The Muskrat: I’d just moved to Atlanta for my first job after school. My folks were helping me move furniture into the place from a U-Haul, and we’d hooked a TV up to the wall and set it on the carpet so I could see the first Alabama football game (where I’d just finished four years of school) on Saturday. We were up late finishing arranging furniture when we learned of the car wreck on that TV sitting on the carpet. We didn’t realize she’d died until Sunday morning. Like John, I didn’t think I gave a shit about British royalty when I was 22, but when I learned about all the great things she did from CNN that Sunday, I realized I did, in fact, care.
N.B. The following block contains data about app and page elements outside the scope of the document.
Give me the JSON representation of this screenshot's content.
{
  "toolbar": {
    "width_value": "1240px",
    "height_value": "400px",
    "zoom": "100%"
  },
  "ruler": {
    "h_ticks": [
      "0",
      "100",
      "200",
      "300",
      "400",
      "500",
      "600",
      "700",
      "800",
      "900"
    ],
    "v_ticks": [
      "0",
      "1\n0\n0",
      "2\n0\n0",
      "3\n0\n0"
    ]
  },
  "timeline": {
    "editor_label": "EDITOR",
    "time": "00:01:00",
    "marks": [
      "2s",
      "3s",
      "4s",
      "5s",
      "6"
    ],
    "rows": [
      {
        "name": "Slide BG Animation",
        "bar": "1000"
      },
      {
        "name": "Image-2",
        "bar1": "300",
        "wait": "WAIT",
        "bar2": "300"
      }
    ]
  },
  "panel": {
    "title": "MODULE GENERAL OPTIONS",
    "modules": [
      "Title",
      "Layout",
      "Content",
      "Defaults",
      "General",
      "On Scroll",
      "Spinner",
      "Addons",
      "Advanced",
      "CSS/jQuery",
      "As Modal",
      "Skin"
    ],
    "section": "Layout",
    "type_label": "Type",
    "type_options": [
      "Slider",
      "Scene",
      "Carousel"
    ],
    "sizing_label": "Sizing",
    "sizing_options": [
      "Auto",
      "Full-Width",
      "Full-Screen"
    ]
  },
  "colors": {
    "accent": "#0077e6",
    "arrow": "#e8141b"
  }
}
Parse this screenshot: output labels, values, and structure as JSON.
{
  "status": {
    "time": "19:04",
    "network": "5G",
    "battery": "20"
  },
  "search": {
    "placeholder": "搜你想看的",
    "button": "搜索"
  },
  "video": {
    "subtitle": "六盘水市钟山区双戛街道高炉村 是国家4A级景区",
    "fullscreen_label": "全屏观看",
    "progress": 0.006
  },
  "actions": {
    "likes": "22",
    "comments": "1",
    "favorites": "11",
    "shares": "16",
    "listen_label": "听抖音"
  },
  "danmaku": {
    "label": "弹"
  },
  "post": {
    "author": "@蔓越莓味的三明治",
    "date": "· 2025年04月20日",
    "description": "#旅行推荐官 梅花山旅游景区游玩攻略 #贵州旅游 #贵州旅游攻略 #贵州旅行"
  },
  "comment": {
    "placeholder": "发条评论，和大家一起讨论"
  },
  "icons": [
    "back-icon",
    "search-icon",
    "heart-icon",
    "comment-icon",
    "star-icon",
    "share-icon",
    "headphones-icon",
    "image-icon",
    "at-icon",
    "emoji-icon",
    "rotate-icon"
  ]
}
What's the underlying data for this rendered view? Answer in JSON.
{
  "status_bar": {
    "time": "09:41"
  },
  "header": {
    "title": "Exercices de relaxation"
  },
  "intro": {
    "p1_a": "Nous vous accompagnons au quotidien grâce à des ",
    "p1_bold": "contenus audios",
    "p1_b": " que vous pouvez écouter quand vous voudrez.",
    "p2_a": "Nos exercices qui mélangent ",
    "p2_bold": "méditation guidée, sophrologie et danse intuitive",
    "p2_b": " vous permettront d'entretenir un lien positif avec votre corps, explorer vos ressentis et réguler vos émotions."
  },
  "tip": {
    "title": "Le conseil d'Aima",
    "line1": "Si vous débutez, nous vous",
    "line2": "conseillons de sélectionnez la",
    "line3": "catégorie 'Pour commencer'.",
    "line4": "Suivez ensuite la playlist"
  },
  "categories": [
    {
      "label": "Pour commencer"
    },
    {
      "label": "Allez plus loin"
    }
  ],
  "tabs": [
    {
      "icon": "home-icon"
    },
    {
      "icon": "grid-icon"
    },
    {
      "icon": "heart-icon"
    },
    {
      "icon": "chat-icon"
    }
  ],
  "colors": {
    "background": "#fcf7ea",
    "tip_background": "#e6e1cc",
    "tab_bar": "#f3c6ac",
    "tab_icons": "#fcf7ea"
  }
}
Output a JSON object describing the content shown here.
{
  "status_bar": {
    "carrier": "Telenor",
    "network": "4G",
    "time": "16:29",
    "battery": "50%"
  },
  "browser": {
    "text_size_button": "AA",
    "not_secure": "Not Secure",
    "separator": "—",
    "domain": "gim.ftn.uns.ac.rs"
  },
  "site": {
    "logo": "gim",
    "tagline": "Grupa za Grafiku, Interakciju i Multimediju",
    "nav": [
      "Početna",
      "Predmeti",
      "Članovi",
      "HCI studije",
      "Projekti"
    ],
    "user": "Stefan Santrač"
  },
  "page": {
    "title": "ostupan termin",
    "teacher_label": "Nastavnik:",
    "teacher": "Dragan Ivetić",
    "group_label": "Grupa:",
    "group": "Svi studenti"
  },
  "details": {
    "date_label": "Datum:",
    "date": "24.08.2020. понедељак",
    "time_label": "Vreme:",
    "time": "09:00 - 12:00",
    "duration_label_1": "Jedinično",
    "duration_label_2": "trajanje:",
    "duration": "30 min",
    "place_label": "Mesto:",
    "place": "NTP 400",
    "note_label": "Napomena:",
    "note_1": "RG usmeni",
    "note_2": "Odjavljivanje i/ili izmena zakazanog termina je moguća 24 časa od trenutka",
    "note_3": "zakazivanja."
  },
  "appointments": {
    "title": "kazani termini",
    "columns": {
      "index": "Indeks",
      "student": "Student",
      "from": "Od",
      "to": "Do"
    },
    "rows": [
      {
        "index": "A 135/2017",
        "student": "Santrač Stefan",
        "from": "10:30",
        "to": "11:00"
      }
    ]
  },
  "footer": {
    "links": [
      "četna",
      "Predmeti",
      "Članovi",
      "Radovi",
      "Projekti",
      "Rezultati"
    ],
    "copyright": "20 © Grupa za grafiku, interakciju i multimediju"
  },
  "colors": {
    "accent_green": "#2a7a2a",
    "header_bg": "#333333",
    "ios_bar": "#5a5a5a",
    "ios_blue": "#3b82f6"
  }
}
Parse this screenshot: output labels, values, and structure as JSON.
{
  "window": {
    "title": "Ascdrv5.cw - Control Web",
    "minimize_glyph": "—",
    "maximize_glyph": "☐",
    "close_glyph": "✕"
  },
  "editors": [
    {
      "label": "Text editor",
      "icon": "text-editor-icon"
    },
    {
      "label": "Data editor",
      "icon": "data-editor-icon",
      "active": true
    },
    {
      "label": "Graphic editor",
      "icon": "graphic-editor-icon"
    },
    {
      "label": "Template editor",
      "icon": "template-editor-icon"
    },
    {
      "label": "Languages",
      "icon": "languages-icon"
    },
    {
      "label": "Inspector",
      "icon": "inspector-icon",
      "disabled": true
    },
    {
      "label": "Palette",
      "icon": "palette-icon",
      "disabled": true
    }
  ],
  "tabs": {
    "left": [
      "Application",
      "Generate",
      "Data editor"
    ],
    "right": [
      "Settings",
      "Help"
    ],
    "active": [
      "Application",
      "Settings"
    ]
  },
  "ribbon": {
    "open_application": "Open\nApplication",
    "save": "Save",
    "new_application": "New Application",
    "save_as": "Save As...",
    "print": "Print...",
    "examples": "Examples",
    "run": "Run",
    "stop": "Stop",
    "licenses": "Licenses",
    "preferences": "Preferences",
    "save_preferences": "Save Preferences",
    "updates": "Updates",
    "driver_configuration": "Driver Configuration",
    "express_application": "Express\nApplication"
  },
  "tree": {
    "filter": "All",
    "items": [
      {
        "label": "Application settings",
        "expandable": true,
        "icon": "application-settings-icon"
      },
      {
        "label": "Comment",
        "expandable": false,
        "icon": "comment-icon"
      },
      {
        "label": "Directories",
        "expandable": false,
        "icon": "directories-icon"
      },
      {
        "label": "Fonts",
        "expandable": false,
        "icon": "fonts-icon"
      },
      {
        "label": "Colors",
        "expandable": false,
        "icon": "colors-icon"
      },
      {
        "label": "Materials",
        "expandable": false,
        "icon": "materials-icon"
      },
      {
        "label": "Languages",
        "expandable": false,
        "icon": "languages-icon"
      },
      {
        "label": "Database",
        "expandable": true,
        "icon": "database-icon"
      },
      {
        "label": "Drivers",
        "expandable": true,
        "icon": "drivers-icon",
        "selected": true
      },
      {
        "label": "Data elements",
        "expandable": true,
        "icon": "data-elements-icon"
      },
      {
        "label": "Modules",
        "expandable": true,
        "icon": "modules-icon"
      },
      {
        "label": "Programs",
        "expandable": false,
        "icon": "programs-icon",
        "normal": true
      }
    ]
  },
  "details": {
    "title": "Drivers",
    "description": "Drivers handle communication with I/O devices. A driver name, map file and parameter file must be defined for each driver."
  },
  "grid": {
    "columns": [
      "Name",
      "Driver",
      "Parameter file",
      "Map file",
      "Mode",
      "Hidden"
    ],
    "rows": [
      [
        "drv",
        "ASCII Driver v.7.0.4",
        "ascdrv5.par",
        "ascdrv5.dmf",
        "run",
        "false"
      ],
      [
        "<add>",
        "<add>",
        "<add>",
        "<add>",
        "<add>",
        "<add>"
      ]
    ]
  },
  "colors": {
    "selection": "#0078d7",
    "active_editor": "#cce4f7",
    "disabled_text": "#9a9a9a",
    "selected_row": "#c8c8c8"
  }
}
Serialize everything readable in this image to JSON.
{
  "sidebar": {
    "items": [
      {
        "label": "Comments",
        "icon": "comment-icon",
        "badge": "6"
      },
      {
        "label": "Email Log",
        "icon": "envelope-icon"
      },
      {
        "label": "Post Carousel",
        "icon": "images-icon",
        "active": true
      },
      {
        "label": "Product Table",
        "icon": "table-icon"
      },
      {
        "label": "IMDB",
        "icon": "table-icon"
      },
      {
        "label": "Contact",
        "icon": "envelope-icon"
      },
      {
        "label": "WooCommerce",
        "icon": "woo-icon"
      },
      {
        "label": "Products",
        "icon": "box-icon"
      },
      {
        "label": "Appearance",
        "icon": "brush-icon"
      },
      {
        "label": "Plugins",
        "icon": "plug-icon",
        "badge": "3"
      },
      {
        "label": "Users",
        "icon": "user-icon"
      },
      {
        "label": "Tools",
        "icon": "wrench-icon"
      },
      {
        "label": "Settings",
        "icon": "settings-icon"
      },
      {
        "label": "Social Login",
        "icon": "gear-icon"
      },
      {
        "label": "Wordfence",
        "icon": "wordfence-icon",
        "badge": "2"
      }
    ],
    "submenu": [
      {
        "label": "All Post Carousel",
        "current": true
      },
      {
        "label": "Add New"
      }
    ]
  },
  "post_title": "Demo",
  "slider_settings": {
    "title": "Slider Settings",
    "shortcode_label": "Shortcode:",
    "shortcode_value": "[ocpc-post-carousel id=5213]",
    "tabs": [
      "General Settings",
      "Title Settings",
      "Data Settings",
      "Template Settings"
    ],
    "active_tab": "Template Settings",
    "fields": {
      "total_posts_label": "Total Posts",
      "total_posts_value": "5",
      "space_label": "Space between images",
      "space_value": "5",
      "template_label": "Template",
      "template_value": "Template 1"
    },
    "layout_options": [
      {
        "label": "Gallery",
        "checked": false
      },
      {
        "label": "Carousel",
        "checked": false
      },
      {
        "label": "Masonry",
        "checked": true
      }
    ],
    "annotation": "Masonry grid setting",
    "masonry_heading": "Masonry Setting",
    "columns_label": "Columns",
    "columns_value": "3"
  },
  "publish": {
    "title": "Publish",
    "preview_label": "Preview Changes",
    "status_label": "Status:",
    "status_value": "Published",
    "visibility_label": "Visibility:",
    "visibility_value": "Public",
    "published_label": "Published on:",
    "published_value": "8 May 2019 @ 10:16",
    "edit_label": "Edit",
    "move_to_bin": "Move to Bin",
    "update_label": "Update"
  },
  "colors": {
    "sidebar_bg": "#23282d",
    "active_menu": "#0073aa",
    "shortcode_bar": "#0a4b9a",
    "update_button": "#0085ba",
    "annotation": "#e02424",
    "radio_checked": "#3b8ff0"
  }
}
Miss Banshee: I was home from college, on the phone with my psychotic boyfriend when the news broke. I was shocked, but never said anything to him because I was afraid he’d make fun of me for caring. And I wonder why I’ve given up dating. Sheesh.
Julie Marsh: I remember getting in a fight with [my husband] at a Denny’s in Puerto Rico where we got stuck en route to our honeymoon, because he didn’t understand why her death bothered me so much.
Adam Avitable: I remember the Princess Diana jokes I told afterward. Her death, just like her life, had absolutely no impact on my life. Yes, it’s sad, as any death is, but I didn’t find it more tragic than anyone else’s.
Laurie White: I was sitting at a stop light leaving my gym. Drove home crying. I was one of the little girls who got up and watched the wedding live, I had books about her, all of it. I was happy for her that she’d seemed to come out of that really hard period of her life, had gotten healthier, was doing so much for others, maybe in a place to find love again. And then, done. So, so sad. I also wish I had a story as good as JCO’s, so now I’m crying again.
Amalah: I don’t remember where I was when Princess Di died, but I remember watching the funeral in the cafeteria just a couple days after arriving at college. Girls were crying at the next table. Crying! It was the first time I was attending a *secular* non-Christian college and I felt really weird for not “getting” what the big deal was or caring as much as most people seemed to. And in that moment I pledged to fully commit myself to popular culture and never feel left out again and one day launch a website dedicated to stupid celebrities, bad television and finally provide a forum where people could talk about where they were when Princess Diana died the end.